The term used to describe when poop escapes the nappy, disperses onto all available fabrics, objects, people, and looks something like the aftermath of a lava overflow!
PUL (Polyurethane Laminate)
Is the shiny plastic layer on the inside of a shell that gives the polyester outer fabric its waterproofing. It can be solvent bonded to the fabric (usually called PUR) or heat bonded (called TPU). The combination of the plastic laminate bonded to the outside polyester (the pretty print side) is PUL regardless of which laminate you are using.
Found on OSFM nappies, are the rows of snaps down the front of the nappy that allow you to make the nappy smaller or bigger. The top row are male snaps (stick out) and snap onto the 2-4 rows of female snaps below (inward shape).
Found on OSFM nappies and using the rise snaps, they allow you to shorten the length of the nappy and expand as baby grows. Aim is to get a good leg seal at each weight so you don’t need a new nappy each time baby outgrows a setting.
Used when purchasing second hand nappies or if your wash routine hasn’t gone to plan. Involves very high heat or bleach to kill bacteria that may be trapped inside the nappy. Instructions can be found on Clean Cloth Nappies website.
A fastening device for flat nappies or prefolds. The little teeth on each end of the Y-shape grip onto the fabric keeping the nappy in place without safety pins.
Used when purchasing second hand nappies or if your wash routine hasn’t gone to plan. Involves a process of neutralising ammonia (if incorrect wash routine used) using diluted bleach solution. Also has the added benefit of sanitizing shells. Also see SANITIZE WASH.
Pinching the crotch of the nappy as you bring it up between the thighs to get the elastic into the underwear line.
Attachment that can be purchased for older style toilets that look like a hose/bidet attachment. Used to spray excess poop off your nappy before dry pailing.
TPU (Thermoplastic polyurethane)
Is a type of PUL but instead of being solvent bonded onto the external polyester fabric, heat is used. Can be considered the more environmentally friendly option (due to lack of chemicals used in the bonding process) but if done incorrectly/poorly, is easier to delaminate. Almost all nappies use TPU nowadays.
The strip of fabric at the top of the nappy where the wings snap onto. It sits closest to baby and may have 1 or 2 rows of snaps, or a strip of velcro. On the inside, it may have a strip of PUL water resistant fabric touching baby's skin to help prevent wicking of moisture onto baby's clothes.
The crease between the top of the thigh and the outer labia majora lips (girls) or scrotum (boys) where the leg elastic of your nappy should sit.
WAHM (Work At Home Mum)

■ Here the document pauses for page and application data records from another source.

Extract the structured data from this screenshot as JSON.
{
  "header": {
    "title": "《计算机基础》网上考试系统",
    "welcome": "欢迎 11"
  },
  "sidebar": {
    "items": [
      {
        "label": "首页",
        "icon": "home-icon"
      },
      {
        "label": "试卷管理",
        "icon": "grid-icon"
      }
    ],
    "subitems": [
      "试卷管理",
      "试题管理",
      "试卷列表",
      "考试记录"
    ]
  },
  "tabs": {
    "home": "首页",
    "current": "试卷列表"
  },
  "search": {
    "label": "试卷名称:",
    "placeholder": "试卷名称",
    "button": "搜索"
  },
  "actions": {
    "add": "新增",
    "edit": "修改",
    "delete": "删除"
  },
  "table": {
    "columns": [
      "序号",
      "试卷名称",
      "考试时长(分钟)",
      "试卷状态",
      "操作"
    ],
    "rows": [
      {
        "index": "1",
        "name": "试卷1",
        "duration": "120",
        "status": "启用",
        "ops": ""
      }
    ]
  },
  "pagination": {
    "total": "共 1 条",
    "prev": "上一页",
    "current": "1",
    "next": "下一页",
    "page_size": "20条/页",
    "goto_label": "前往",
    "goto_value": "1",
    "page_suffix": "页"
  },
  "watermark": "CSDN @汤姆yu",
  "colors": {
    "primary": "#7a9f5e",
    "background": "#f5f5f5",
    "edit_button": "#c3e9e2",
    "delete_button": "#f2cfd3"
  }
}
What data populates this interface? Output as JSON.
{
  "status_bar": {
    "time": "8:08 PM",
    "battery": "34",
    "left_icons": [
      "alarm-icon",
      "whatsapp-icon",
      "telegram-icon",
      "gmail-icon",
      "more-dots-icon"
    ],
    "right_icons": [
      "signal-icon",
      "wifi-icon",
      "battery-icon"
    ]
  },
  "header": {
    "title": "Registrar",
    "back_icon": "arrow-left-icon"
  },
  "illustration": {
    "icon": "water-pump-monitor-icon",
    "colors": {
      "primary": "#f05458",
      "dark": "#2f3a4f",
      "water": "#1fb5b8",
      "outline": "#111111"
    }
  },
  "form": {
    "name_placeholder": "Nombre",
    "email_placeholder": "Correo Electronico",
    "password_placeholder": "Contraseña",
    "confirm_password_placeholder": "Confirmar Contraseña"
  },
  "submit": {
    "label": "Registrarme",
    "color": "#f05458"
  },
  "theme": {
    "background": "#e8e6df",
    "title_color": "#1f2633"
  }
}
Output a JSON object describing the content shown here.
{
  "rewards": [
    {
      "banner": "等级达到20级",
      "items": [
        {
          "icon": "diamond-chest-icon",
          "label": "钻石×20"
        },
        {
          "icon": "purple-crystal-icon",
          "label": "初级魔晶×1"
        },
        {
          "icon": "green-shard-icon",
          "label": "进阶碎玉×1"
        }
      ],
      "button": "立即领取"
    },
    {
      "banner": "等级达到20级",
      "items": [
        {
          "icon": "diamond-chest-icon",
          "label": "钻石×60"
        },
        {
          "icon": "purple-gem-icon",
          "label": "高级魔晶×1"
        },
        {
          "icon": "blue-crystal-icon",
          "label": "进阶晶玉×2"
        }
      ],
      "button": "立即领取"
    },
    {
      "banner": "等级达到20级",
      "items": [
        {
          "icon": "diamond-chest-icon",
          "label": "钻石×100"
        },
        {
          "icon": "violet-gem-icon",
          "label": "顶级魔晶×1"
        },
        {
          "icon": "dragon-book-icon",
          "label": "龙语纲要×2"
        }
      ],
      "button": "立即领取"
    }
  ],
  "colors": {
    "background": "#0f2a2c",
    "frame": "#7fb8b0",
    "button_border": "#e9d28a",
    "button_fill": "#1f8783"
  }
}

Usually refers to nappies that are handmade in smaller quantities and are more of a speciality item.
The double (or less commonly single) row of snaps across the top front of the nappy.
Area where the inserts are the wettest. Often towards the front for boys and more central for girls, but it can also be dependent on the way your baby sleeps.
When moisture or liquid seeps from the nappy onto clothes. It usually happens at the tummy, the back at the waist, or the legs. It's common when baby's are in body suits, in car seats, or a carrier as pressure on the full inserts mean they squish like a sponge. Can also occur if baby floods their nappy quickly with pee and the inserts cannot keep up.
When the front of the nappy closest to baby’s skin (the tummy panel) rides up or down past the wings (think extra fabric sticking out).